Polish wings have gained a lot of significance in the world of gliding over the years. The same applies to Swift gliders, constructed by Poles in the 1990s. Czesław Tański, a glider, was the first Polish glider pilot. Since 1893, he built his own models of planes with rubber band drives, and when he heard about gliding attempts of Otto Lilienthal, he built his own glider out of limewood and wicker in 1895 that had 7 sq. m of wing surface and weighed 18 kg. He called it "Glider". His attempts were the first glider flights in Poland. In 1909-1911 the students of Warsaw's schools built models of biplanes that were driven by the pilot's legs, as in the case of the gliders. The most efficient models were made by Jerzy Rudlicki, who later became a constructor of Polish planes. After World War I, on 28 August 1923 in Białka near Nowy Targ, the first gliding competition was organized. Nine glider models were presented, mainly wheel-based. In the second competition that was held two years later in Oksywie near Gdynia 22 models were presented. This time, the best glider remained in air for only 65 seconds and afterwards it was decided that Poland does not have any areas that are fit for gliding.
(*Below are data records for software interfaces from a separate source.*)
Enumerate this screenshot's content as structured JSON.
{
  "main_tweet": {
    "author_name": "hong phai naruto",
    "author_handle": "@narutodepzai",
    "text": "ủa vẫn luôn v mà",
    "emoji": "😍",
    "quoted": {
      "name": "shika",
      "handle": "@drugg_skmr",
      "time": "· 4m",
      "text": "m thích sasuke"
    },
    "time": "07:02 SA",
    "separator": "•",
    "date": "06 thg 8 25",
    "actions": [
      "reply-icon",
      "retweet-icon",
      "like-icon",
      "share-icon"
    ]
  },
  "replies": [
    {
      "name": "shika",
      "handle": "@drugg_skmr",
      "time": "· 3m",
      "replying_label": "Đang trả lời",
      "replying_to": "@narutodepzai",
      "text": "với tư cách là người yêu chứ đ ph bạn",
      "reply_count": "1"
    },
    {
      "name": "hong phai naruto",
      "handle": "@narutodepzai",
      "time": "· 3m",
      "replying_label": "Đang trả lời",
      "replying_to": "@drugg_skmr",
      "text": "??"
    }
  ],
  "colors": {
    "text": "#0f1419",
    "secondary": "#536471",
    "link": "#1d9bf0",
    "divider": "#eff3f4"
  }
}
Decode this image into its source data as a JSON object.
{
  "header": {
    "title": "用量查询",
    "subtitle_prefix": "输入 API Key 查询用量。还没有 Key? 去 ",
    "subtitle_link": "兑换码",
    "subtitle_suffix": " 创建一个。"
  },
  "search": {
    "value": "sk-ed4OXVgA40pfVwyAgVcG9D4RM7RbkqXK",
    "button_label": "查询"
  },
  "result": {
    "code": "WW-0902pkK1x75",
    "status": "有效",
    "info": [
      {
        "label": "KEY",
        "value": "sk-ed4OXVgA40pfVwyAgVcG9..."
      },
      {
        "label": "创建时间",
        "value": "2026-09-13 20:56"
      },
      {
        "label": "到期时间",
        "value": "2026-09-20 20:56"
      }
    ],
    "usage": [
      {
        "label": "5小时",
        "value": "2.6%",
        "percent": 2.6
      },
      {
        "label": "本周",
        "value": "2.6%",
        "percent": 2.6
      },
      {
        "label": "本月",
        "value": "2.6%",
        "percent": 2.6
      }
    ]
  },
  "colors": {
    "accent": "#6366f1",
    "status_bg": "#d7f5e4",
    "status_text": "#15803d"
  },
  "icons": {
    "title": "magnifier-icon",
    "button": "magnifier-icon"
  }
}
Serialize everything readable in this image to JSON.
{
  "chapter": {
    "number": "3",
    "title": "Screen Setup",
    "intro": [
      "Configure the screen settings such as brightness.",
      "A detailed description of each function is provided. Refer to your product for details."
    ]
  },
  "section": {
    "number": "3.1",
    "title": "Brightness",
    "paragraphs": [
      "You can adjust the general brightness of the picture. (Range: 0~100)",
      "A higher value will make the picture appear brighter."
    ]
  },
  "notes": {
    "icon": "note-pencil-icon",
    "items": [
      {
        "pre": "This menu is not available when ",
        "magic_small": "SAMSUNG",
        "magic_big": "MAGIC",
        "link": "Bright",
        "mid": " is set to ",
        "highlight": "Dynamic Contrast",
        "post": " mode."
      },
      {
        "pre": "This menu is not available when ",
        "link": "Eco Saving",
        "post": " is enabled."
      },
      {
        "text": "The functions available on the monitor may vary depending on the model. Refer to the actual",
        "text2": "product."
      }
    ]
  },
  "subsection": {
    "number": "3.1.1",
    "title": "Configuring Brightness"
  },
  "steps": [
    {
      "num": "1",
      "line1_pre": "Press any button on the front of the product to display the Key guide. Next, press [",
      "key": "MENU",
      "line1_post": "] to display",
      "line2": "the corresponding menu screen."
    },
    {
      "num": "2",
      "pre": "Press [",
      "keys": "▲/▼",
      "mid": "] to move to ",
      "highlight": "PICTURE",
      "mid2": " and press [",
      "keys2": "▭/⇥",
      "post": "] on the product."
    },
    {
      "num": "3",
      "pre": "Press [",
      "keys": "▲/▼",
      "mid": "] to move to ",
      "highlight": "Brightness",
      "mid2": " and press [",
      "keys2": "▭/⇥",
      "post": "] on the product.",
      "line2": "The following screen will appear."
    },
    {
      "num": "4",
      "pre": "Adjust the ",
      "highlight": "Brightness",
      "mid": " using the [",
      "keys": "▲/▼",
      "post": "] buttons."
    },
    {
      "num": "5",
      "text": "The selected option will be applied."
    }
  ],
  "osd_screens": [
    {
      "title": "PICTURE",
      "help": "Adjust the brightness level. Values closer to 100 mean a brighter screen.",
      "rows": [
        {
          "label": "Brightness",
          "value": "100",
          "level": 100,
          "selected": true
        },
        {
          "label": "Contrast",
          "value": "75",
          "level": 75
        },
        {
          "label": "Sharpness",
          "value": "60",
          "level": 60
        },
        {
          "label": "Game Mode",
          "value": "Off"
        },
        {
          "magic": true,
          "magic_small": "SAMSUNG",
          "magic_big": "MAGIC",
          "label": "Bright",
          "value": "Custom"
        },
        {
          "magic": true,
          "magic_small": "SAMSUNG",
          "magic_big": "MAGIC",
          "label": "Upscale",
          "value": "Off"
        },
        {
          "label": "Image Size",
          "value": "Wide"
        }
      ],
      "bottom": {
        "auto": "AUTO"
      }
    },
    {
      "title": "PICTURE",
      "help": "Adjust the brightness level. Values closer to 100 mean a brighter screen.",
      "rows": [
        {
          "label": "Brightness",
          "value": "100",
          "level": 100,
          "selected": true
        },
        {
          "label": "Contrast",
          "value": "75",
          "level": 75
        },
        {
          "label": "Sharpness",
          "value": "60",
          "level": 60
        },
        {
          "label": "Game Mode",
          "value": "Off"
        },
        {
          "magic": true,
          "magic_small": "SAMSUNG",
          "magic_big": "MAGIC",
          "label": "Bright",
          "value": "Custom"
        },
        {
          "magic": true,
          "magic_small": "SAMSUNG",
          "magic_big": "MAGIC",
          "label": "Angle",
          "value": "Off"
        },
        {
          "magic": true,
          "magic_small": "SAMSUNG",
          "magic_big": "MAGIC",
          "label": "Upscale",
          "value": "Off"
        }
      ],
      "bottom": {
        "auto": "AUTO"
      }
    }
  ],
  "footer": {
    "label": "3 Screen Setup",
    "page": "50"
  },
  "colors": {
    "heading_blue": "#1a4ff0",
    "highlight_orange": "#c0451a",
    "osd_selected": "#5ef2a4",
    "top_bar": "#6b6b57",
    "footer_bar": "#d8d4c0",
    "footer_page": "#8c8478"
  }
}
That conclusion did not deter glider pilots from trying and in 1928 Szczepan Grzeszczyk in his flight from Łysa Góra near Złoczów, in a glider based on Czerwiński's construction – CW-1, stayed in air for over 4 minutes. A year later, in Bezmiechowa, in the CW-2 glider, he performed a regular gliding flight for 2 hours and 11 minutes. In 1930, a gliding school was organized in Bezmiechowa, and since 1935, annual National Gliding Competition was organized.

After World War II, the air sports started from scratch. The first aeroclubs started to appear as early as in 1945. In 1946, the first competitions were organized and the Gliding Institute was established, to become SZD Gliding Experimental Works, which produced the following models: Sęp, Mucha, Jastrząb, Jaskółka, Bocian, Czapla, Zefir, Foka, Cobra, Jantar (lit. Vulture, Fly, Falcon, Swallow, Stork, Heron, Zephyr, Seal, Cobra, Amber).

In Warsaw, Central Air Plane Study CSS was established, which constructed CSS-10, 11, 12 and Po-2 (CSS-13) prototypes and served as the beginnings of bringing the State Aviation Works and the Aviation Institute to life.